A recent discovery has shed some light on just how influential pollution can be on the environment. Human waste, in large amounts, has been known to have various effects on the reproductive behaviour of all kinds of animals but the effects are hardly very pronounced to the human eye.
Scientists have observed bird populations that have ingested the poisonous metal compound methyl mercury and have found that even when low levels of the waste enter the bird’s diets the males attempt to mate with other males, and snub the females.
While this effect may seem comical, the long-term effects could be devastating. If the male birds insist on mating with one another and will not mate with females there will be no offspring thus posing a threat to bird populations.
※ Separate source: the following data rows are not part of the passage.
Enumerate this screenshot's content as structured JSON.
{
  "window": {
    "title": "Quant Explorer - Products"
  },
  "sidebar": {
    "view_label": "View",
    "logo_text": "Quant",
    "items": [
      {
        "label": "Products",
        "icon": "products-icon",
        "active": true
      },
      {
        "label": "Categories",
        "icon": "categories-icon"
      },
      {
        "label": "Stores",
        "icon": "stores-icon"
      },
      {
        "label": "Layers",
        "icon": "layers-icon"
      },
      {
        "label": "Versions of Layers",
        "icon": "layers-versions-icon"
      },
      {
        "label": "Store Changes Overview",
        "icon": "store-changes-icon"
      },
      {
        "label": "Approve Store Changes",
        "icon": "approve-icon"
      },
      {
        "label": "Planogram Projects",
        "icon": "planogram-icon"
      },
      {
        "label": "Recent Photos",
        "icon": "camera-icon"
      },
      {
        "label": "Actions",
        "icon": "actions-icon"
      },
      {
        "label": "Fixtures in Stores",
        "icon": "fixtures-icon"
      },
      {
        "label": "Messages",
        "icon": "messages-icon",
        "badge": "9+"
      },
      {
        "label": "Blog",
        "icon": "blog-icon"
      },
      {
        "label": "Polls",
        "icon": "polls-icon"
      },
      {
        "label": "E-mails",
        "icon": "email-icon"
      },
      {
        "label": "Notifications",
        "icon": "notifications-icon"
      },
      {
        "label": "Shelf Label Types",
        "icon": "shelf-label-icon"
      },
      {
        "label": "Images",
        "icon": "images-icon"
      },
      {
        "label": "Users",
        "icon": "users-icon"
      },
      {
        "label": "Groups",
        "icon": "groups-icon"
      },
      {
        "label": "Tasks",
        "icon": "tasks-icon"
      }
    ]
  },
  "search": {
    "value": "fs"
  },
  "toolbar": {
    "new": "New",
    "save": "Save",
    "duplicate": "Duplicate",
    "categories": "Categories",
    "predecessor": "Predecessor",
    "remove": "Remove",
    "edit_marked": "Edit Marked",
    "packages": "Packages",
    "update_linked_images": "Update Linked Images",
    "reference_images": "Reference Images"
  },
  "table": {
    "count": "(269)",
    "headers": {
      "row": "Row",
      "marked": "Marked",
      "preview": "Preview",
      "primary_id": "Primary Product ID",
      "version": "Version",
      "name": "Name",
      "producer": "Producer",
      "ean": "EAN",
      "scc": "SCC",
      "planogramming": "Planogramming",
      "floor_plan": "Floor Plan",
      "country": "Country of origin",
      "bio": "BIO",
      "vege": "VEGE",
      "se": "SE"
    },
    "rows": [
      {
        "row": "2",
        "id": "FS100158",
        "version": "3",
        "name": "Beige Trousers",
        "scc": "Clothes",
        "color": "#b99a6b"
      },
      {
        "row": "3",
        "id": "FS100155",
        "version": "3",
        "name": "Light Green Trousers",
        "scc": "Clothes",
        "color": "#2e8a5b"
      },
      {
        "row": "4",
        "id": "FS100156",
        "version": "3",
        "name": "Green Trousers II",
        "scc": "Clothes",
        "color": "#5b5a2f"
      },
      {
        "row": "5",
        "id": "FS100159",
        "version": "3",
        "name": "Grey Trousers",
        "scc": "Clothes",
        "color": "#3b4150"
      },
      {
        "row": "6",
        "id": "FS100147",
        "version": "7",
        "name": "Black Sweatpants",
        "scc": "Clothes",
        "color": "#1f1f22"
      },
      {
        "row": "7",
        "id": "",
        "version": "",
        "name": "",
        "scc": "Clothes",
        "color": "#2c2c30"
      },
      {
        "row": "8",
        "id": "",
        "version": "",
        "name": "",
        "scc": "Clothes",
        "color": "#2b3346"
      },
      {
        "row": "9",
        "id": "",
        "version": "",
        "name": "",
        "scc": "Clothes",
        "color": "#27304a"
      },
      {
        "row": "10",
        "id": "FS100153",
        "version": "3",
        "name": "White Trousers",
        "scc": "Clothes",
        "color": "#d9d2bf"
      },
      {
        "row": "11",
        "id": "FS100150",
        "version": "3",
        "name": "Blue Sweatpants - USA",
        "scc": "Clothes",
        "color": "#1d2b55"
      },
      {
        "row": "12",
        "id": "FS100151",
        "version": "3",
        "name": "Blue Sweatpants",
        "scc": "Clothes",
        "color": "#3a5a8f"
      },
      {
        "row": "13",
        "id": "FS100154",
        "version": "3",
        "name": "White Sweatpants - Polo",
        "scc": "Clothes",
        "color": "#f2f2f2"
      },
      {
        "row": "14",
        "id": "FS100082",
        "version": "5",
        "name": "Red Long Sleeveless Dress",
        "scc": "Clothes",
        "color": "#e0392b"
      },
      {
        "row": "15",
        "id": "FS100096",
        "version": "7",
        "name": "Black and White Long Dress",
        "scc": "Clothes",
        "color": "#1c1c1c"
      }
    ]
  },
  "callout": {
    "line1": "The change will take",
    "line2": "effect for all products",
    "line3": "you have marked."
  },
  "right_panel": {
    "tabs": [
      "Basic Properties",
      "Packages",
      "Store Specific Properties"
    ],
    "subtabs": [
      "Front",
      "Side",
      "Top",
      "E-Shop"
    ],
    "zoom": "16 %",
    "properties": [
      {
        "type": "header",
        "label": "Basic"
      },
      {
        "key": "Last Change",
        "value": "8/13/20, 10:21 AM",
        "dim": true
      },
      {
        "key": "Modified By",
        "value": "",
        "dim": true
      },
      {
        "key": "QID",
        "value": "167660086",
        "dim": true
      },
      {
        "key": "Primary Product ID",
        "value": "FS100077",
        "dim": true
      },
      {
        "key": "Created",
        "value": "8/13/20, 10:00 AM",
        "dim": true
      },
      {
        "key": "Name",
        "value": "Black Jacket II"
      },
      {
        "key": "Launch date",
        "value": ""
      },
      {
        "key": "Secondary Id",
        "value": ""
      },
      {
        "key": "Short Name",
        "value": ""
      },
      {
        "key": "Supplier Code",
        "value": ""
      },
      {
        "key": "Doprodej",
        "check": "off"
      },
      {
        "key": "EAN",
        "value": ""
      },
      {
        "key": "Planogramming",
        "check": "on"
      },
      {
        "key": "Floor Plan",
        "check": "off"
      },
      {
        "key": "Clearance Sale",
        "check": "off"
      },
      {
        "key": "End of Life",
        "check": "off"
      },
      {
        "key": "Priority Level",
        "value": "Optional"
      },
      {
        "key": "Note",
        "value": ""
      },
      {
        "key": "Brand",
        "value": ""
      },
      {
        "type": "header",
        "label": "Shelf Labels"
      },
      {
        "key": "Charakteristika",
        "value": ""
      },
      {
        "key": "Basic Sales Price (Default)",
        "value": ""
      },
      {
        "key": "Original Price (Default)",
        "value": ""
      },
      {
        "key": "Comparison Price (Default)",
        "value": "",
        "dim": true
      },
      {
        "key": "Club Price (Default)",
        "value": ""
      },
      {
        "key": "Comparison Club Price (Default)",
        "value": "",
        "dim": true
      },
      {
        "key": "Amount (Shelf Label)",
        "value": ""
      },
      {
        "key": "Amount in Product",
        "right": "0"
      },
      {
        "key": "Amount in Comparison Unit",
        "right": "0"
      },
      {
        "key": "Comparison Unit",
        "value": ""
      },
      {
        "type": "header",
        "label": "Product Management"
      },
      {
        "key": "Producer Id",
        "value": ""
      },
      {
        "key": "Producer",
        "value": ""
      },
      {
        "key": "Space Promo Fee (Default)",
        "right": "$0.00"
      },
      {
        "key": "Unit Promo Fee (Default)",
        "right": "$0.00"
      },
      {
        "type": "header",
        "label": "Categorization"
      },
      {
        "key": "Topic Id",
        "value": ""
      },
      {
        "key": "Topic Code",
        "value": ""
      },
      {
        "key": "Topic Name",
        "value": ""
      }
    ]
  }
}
The future generations of young birds will not be.
Research had shown that in the past, male birds that had ingested mercury had lower levels of testosterone and were less interested in mating. This is the first time that the evidence shows that mercury could alter the animal’s sexual preference.
The UK’s Daily Mail has more on the experiment:
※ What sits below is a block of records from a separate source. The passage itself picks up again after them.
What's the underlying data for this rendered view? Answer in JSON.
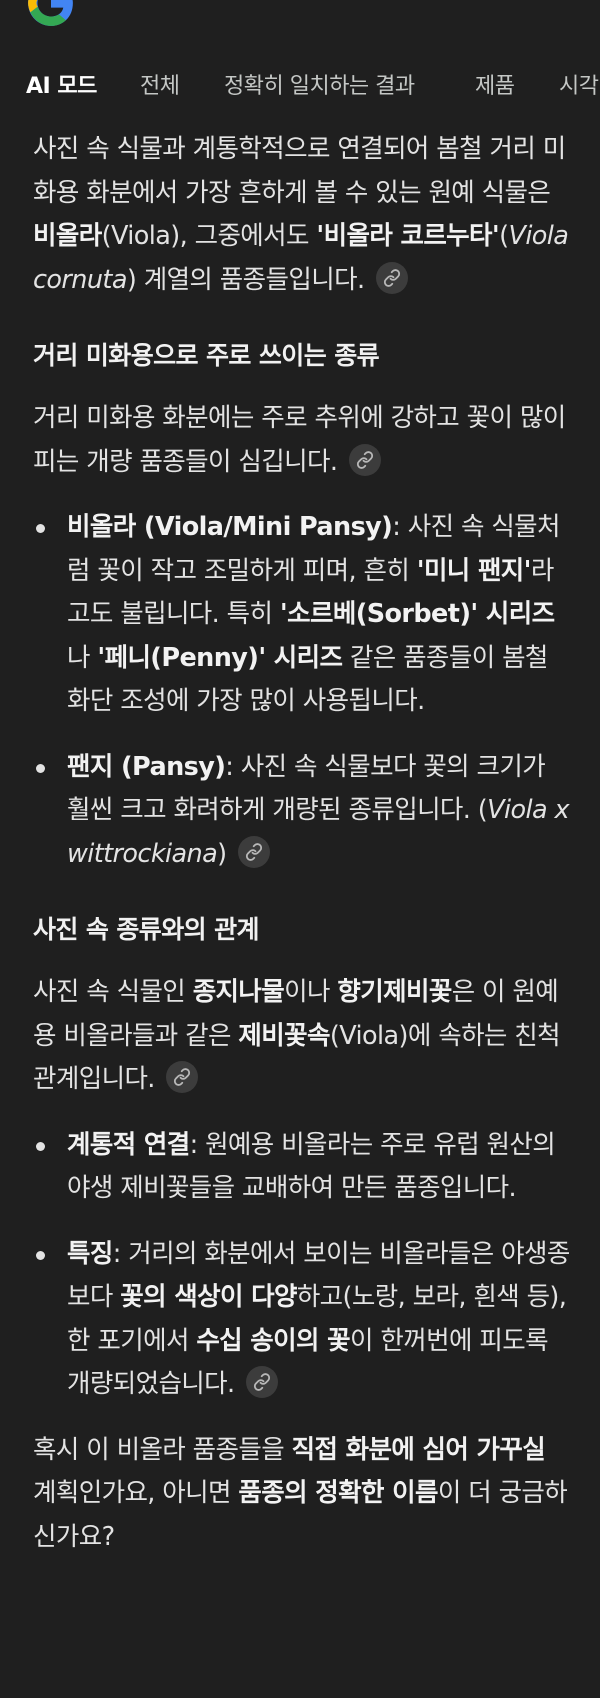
{
  "tabs": [
    "AI 모드",
    "전체",
    "정확히 일치하는 결과",
    "제품",
    "시각"
  ],
  "intro": {
    "t1": "사진 속 식물과 계통학적으로 연결되어 봄철 거리 미화용 화분에서 가장 흔하게 볼 수 있는 원예 식물은 ",
    "b1": "비올라",
    "t2": "(Viola), 그중에서도 ",
    "b2": "'비올라 코르누타'",
    "t3": "(",
    "i1": "Viola cornuta",
    "t4": ") 계열의 품종들입니다."
  },
  "section1": {
    "heading": "거리 미화용으로 주로 쓰이는 종류",
    "para": "거리 미화용 화분에는 주로 추위에 강하고 꽃이 많이 피는 개량 품종들이 심깁니다.",
    "bullets": [
      {
        "label": "비올라 (Viola/Mini Pansy)",
        "t1": ": 사진 속 식물처럼 꽃이 작고 조밀하게 피며, 흔히 ",
        "b1": "'미니 팬지'",
        "t2": "라고도 불립니다. 특히 ",
        "b2": "'소르베(Sorbet)' 시리즈",
        "t3": "나 ",
        "b3": "'페니(Penny)' 시리즈",
        "t4": " 같은 품종들이 봄철 화단 조성에 가장 많이 사용됩니다."
      },
      {
        "label": "팬지 (Pansy)",
        "t1": ": 사진 속 식물보다 꽃의 크기가 훨씬 크고 화려하게 개량된 종류입니다. (",
        "i1": "Viola x wittrockiana",
        "t2": ")"
      }
    ]
  },
  "section2": {
    "heading": "사진 속 종류와의 관계",
    "para": {
      "t1": "사진 속 식물인 ",
      "b1": "종지나물",
      "t2": "이나 ",
      "b2": "향기제비꽃",
      "t3": "은 이 원예용 비올라들과 같은 ",
      "b3": "제비꽃속",
      "t4": "(Viola)에 속하는 친척 관계입니다."
    },
    "bullets": [
      {
        "label": "계통적 연결",
        "t1": ": 원예용 비올라는 주로 유럽 원산의 야생 제비꽃들을 교배하여 만든 품종입니다."
      },
      {
        "label": "특징",
        "t1": ": 거리의 화분에서 보이는 비올라들은 야생종보다 ",
        "b1": "꽃의 색상이 다양",
        "t2": "하고(노랑, 보라, 흰색 등), 한 포기에서 ",
        "b2": "수십 송이의 꽃",
        "t3": "이 한꺼번에 피도록 개량되었습니다."
      }
    ]
  },
  "closing": {
    "t1": "혹시 이 비올라 품종들을 ",
    "b1": "직접 화분에 심어 가꾸실",
    "t2": " 계획인가요, 아니면 ",
    "b2": "품종의 정확한 이름",
    "t3": "이 더 궁금하신가요?"
  },
  "colors": {
    "background": "#1f1f1f",
    "text": "#e3e3e3",
    "link_chip": "#3c3c3c"
  }
}
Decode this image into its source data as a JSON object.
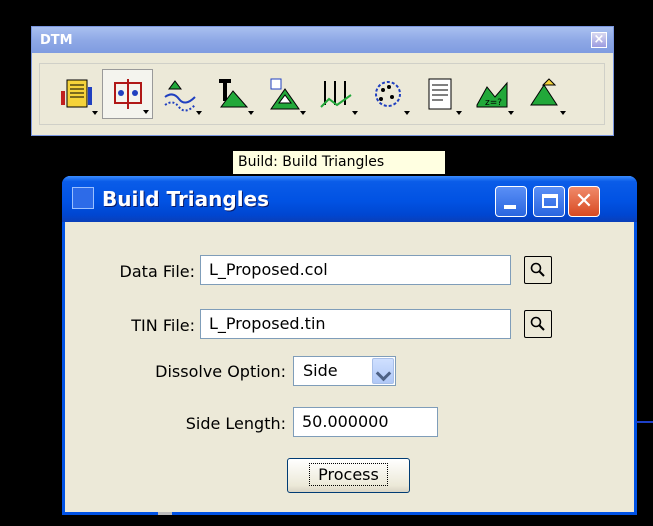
{
  "toolbar_window": {
    "title": "DTM",
    "close_glyph": "×",
    "tools": [
      {
        "icon": "input-data-icon",
        "label": "Input"
      },
      {
        "icon": "edit-points-icon",
        "label": "Edit"
      },
      {
        "icon": "drape-icon",
        "label": "Drape"
      },
      {
        "icon": "triangle-build-icon",
        "label": "Build"
      },
      {
        "icon": "trim-triangles-icon",
        "label": "Trim"
      },
      {
        "icon": "contours-icon",
        "label": "Contours"
      },
      {
        "icon": "points-icon",
        "label": "Points"
      },
      {
        "icon": "report-icon",
        "label": "Report"
      },
      {
        "icon": "elevation-query-icon",
        "label": "Elevation"
      },
      {
        "icon": "view-icon",
        "label": "View"
      }
    ]
  },
  "tooltip": {
    "text": "Build: Build Triangles"
  },
  "dialog": {
    "title": "Build Triangles",
    "data_file": {
      "label": "Data File:",
      "value": "L_Proposed.col"
    },
    "tin_file": {
      "label": "TIN File:",
      "value": "L_Proposed.tin"
    },
    "dissolve_option": {
      "label": "Dissolve Option:",
      "value": "Side"
    },
    "side_length": {
      "label": "Side Length:",
      "value": "50.000000"
    },
    "process_label": "Process"
  },
  "colors": {
    "titlebar_blue": "#0152e3",
    "dialog_face": "#ece9d8",
    "close_red": "#d84a22",
    "tooltip_bg": "#ffffe1"
  }
}
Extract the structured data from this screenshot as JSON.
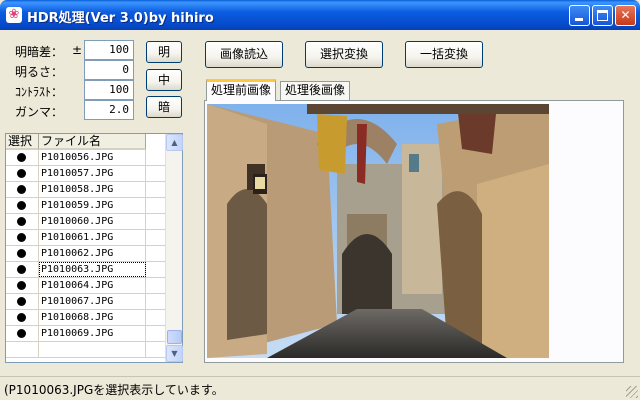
{
  "window": {
    "title": "HDR処理(Ver 3.0)by hihiro"
  },
  "params": [
    {
      "label": "明暗差：",
      "prefix": "±",
      "value": "100"
    },
    {
      "label": "明るさ：",
      "prefix": "",
      "value": "0"
    },
    {
      "label": "ｺﾝﾄﾗｽﾄ：",
      "prefix": "",
      "value": "100"
    },
    {
      "label": "ガンマ：",
      "prefix": "",
      "value": "2.0"
    }
  ],
  "level_buttons": {
    "bright": "明",
    "mid": "中",
    "dark": "暗"
  },
  "toolbar": {
    "load": "画像読込",
    "convert_selected": "選択変換",
    "convert_all": "一括変換"
  },
  "file_list": {
    "headers": {
      "select": "選択",
      "filename": "ファイル名"
    },
    "rows": [
      {
        "selected": true,
        "name": "P1010056.JPG"
      },
      {
        "selected": true,
        "name": "P1010057.JPG"
      },
      {
        "selected": true,
        "name": "P1010058.JPG"
      },
      {
        "selected": true,
        "name": "P1010059.JPG"
      },
      {
        "selected": true,
        "name": "P1010060.JPG"
      },
      {
        "selected": true,
        "name": "P1010061.JPG"
      },
      {
        "selected": true,
        "name": "P1010062.JPG"
      },
      {
        "selected": true,
        "name": "P1010063.JPG",
        "current": true
      },
      {
        "selected": true,
        "name": "P1010064.JPG"
      },
      {
        "selected": true,
        "name": "P1010067.JPG"
      },
      {
        "selected": true,
        "name": "P1010068.JPG"
      },
      {
        "selected": true,
        "name": "P1010069.JPG"
      },
      {
        "selected": false,
        "name": ""
      }
    ]
  },
  "tabs": [
    {
      "label": "処理前画像",
      "active": true
    },
    {
      "label": "処理後画像",
      "active": false
    }
  ],
  "status": {
    "text": "(P1010063.JPGを選択表示しています。"
  },
  "icons": {
    "app": "app-icon",
    "minimize": "minimize-icon",
    "maximize": "maximize-icon",
    "close": "close-icon"
  },
  "colors": {
    "titlebar": "#0c5de0",
    "tab_highlight": "#ffc83c",
    "window_bg": "#ece9d8"
  }
}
“U.S. researcher Peter Frederick captured 160 young white ibises – a coastal wading bird – and gave them food laced with methyl mercury. The birds were split into four groups. One group ate food with 0.3 parts per million (ppm) methyl mercury, which most U.S. states would regard as too high for human consumption. A second group was fed 0.1 ppm, and the third 0.05 ppm, a low dose that wild birds would be exposed to frequently. The fourth group received food clear of the poison.
All three dosed groups had significantly more homosexual males than the control group. Male-male pairs courted, built nests together and paired off for several weeks. Higher doses increased the effect, with 55 per cent of males in the 0.3 ppm group affected. Overall, male-male mating was blamed for 81 per cent of unproductive nests in the dosed groups.
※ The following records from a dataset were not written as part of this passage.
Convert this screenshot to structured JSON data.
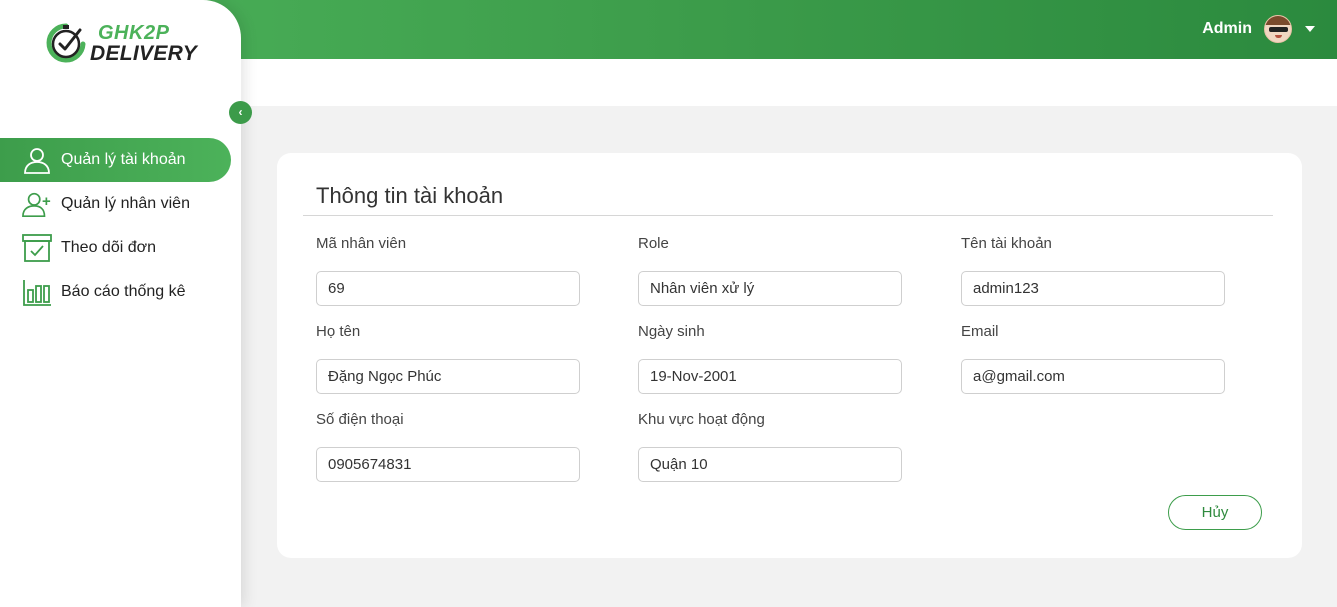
{
  "app": {
    "logo_line1": "GHK2P",
    "logo_line2": "DELIVERY",
    "accent_color": "#3d9d4b"
  },
  "header": {
    "user_name": "Admin",
    "avatar_icon": "user-avatar",
    "dropdown_icon": "caret-down-icon"
  },
  "sidebar": {
    "collapse_icon": "chevron-left-icon",
    "items": [
      {
        "label": "Quản lý tài khoản",
        "icon": "user-icon",
        "active": true
      },
      {
        "label": "Quản lý nhân viên",
        "icon": "user-plus-icon",
        "active": false
      },
      {
        "label": "Theo dõi đơn",
        "icon": "box-check-icon",
        "active": false
      },
      {
        "label": "Báo cáo thống kê",
        "icon": "bar-chart-icon",
        "active": false
      }
    ]
  },
  "form": {
    "title": "Thông tin tài khoản",
    "fields": {
      "employee_id": {
        "label": "Mã nhân viên",
        "value": "69"
      },
      "role": {
        "label": "Role",
        "value": "Nhân viên xử lý"
      },
      "username": {
        "label": "Tên tài khoản",
        "value": "admin123"
      },
      "full_name": {
        "label": "Họ tên",
        "value": "Đặng Ngọc Phúc"
      },
      "birth_date": {
        "label": "Ngày sinh",
        "value": "19-Nov-2001"
      },
      "email": {
        "label": "Email",
        "value": "a@gmail.com"
      },
      "phone": {
        "label": "Số điện thoại",
        "value": "0905674831"
      },
      "area": {
        "label": "Khu vực hoạt động",
        "value": "Quận 10"
      }
    },
    "cancel_label": "Hủy"
  }
}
Needless to say, it’s rather alarming that even trace amounts of methyl mercury — which is notorious for turning up in groundwater near industrial operations — can have such a substantial impact on wildlife.”
While I don’t agree with the experiment Peter Frederick worked on (I don’t believe in using animals in ANY kind of experiments) I think the findings are quite shocking. Industrial areas are all over the world now which means that world-wide birds are being exposed to this poisonous waste. We have only ourselves to blame for this perverse effect these toxins have on wild life.